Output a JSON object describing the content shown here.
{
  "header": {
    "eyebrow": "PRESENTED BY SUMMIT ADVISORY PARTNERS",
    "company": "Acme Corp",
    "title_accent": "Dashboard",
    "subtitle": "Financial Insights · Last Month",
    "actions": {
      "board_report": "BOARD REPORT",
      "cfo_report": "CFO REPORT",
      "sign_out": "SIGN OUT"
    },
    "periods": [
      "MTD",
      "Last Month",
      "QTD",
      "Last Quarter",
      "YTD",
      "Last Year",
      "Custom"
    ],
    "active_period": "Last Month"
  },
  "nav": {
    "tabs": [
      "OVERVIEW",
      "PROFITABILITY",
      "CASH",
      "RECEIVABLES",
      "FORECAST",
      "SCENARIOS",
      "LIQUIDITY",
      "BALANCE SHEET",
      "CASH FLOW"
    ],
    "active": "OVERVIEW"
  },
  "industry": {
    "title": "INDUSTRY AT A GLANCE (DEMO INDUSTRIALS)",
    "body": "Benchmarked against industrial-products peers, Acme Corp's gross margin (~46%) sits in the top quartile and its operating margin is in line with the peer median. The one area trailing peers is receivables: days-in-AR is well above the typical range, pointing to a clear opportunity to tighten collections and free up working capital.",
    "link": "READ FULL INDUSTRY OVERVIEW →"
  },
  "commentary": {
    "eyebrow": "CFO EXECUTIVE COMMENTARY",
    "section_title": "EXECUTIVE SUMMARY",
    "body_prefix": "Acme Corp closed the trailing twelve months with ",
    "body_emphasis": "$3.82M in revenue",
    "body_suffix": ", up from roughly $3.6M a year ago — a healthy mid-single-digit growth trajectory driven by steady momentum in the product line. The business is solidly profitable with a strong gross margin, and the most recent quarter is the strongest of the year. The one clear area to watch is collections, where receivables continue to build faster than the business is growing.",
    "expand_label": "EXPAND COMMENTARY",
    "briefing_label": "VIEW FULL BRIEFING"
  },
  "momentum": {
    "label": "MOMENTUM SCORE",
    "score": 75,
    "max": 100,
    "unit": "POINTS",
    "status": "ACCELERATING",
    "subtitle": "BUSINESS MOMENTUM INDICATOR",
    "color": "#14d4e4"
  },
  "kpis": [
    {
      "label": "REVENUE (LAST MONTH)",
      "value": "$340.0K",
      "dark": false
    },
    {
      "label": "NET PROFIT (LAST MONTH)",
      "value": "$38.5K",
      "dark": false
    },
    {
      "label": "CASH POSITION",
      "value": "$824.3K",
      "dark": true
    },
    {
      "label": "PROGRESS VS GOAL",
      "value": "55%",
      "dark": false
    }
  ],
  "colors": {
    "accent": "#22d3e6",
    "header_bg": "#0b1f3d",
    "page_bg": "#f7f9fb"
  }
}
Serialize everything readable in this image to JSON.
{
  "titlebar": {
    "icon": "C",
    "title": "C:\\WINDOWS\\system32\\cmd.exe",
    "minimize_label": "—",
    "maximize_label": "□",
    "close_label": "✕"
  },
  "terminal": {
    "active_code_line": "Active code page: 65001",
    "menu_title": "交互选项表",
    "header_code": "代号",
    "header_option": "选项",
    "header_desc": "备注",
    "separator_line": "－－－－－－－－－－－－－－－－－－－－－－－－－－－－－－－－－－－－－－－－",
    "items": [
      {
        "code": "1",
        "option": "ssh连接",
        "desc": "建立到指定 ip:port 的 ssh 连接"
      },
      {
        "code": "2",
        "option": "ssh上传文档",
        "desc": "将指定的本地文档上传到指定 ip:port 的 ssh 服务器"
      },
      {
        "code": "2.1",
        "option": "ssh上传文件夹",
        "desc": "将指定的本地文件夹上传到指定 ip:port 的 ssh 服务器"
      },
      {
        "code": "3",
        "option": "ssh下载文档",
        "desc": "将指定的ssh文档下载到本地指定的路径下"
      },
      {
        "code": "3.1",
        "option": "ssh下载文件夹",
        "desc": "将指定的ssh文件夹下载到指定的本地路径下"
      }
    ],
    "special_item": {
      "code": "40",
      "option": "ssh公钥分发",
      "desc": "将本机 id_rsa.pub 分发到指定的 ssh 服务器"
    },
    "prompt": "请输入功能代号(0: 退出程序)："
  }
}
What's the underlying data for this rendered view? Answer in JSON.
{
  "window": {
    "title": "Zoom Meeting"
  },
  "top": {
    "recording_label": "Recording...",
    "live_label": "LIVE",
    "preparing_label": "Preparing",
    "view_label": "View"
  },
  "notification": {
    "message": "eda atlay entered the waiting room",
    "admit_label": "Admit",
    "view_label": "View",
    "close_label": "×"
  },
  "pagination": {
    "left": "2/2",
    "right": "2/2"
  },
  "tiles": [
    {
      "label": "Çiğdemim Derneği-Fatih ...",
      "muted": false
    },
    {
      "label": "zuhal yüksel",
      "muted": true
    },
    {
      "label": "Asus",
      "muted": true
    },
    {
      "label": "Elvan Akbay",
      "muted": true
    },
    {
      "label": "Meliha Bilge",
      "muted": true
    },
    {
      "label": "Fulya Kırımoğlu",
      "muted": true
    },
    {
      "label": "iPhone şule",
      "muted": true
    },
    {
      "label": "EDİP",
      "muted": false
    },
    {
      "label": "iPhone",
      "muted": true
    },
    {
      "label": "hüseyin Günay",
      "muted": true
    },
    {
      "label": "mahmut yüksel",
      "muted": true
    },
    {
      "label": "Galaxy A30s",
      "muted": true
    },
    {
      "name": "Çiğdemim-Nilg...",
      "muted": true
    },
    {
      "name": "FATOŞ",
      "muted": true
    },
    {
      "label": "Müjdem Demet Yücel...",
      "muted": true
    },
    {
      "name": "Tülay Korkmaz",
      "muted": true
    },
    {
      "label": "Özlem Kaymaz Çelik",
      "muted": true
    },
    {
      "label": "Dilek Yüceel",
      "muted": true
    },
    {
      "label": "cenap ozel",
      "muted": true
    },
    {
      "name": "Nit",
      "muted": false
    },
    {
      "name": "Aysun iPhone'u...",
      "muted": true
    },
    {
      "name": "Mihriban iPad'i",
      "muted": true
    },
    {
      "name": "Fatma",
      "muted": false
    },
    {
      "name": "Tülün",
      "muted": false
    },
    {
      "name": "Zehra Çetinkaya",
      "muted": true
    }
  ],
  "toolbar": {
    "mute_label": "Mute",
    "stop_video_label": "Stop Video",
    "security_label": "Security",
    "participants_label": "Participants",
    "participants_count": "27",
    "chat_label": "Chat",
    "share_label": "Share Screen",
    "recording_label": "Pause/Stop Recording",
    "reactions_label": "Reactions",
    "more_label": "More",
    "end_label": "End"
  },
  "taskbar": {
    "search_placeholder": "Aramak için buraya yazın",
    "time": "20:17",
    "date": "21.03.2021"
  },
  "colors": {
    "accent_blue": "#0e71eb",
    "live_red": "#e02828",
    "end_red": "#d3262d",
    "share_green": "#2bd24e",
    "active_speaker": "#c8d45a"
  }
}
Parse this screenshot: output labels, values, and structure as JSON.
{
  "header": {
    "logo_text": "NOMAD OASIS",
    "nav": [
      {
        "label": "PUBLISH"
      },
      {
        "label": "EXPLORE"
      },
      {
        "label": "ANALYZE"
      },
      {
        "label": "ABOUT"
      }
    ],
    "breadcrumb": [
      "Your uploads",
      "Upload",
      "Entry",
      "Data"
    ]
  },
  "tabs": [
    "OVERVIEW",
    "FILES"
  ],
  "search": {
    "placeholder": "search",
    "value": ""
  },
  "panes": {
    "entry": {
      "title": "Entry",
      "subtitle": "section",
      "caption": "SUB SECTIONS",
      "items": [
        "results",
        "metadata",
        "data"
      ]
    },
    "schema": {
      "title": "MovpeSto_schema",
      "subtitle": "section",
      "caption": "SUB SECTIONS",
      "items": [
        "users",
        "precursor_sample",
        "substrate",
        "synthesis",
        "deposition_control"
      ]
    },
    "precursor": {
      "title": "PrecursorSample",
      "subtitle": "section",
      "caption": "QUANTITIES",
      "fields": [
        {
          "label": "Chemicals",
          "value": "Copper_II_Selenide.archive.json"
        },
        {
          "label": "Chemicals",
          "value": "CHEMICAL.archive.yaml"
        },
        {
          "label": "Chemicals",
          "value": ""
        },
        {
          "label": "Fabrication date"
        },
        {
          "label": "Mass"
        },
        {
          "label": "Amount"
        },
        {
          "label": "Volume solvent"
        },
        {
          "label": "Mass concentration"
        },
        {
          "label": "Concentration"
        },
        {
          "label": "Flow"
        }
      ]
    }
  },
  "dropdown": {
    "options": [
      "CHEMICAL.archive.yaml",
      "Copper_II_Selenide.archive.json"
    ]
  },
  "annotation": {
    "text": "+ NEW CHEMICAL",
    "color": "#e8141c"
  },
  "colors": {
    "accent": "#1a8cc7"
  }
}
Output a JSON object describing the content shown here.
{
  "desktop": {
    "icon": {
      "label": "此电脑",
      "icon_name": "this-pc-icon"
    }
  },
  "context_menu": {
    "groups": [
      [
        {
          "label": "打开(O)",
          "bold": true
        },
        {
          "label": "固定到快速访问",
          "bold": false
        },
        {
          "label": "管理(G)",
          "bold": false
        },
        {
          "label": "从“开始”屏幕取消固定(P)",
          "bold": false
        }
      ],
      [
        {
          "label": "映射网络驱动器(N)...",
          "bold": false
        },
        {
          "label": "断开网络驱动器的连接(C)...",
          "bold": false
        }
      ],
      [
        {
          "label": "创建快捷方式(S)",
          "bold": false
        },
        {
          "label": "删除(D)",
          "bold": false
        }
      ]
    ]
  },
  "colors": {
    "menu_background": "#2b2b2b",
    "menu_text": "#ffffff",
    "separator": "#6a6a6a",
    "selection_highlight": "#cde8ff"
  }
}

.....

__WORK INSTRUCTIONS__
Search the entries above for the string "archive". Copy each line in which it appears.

__SOLUTION__
          "value": "Copper_II_Selenide.archive.json"
          "value": "CHEMICAL.archive.yaml"
      "CHEMICAL.archive.yaml",
      "Copper_II_Selenide.archive.json"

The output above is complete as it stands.